▸ EXERCISE PROMPT: All the data must be output exactly as given.
*** GIVEN RECORDS Section Begins ***
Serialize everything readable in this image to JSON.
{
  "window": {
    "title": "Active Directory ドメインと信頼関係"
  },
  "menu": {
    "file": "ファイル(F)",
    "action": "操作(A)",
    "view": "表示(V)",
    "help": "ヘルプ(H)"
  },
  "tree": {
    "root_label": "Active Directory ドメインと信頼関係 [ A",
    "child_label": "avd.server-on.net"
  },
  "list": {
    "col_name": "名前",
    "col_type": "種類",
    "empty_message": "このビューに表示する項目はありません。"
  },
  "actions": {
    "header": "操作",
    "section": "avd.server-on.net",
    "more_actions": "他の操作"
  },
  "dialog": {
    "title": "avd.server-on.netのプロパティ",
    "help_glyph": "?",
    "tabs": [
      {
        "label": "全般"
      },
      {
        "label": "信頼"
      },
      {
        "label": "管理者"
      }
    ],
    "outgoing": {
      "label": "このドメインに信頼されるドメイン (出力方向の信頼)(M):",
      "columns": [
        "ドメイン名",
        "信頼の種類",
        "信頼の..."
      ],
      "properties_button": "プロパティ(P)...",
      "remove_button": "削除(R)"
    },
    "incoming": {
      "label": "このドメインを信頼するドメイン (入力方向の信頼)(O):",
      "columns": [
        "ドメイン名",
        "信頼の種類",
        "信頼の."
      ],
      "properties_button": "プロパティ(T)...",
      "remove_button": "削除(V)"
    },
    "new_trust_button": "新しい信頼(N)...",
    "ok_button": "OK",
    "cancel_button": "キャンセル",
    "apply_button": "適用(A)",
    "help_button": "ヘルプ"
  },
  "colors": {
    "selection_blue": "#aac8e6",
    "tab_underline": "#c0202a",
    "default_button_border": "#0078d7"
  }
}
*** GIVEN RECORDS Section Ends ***
▸ ANSWER SPACE:
Serialize everything readable in this image to JSON.
{
  "window": {
    "title": "Active Directory ドメインと信頼関係"
  },
  "menu": {
    "file": "ファイル(F)",
    "action": "操作(A)",
    "view": "表示(V)",
    "help": "ヘルプ(H)"
  },
  "tree": {
    "root_label": "Active Directory ドメインと信頼関係 [ A",
    "child_label": "avd.server-on.net"
  },
  "list": {
    "col_name": "名前",
    "col_type": "種類",
    "empty_message": "このビューに表示する項目はありません。"
  },
  "actions": {
    "header": "操作",
    "section": "avd.server-on.net",
    "more_actions": "他の操作"
  },
  "dialog": {
    "title": "avd.server-on.netのプロパティ",
    "help_glyph": "?",
    "tabs": [
      {
        "label": "全般"
      },
      {
        "label": "信頼"
      },
      {
        "label": "管理者"
      }
    ],
    "outgoing": {
      "label": "このドメインに信頼されるドメイン (出力方向の信頼)(M):",
      "columns": [
        "ドメイン名",
        "信頼の種類",
        "信頼の..."
      ],
      "properties_button": "プロパティ(P)...",
      "remove_button": "削除(R)"
    },
    "incoming": {
      "label": "このドメインを信頼するドメイン (入力方向の信頼)(O):",
      "columns": [
        "ドメイン名",
        "信頼の種類",
        "信頼の."
      ],
      "properties_button": "プロパティ(T)...",
      "remove_button": "削除(V)"
    },
    "new_trust_button": "新しい信頼(N)...",
    "ok_button": "OK",
    "cancel_button": "キャンセル",
    "apply_button": "適用(A)",
    "help_button": "ヘルプ"
  },
  "colors": {
    "selection_blue": "#aac8e6",
    "tab_underline": "#c0202a",
    "default_button_border": "#0078d7"
  }
}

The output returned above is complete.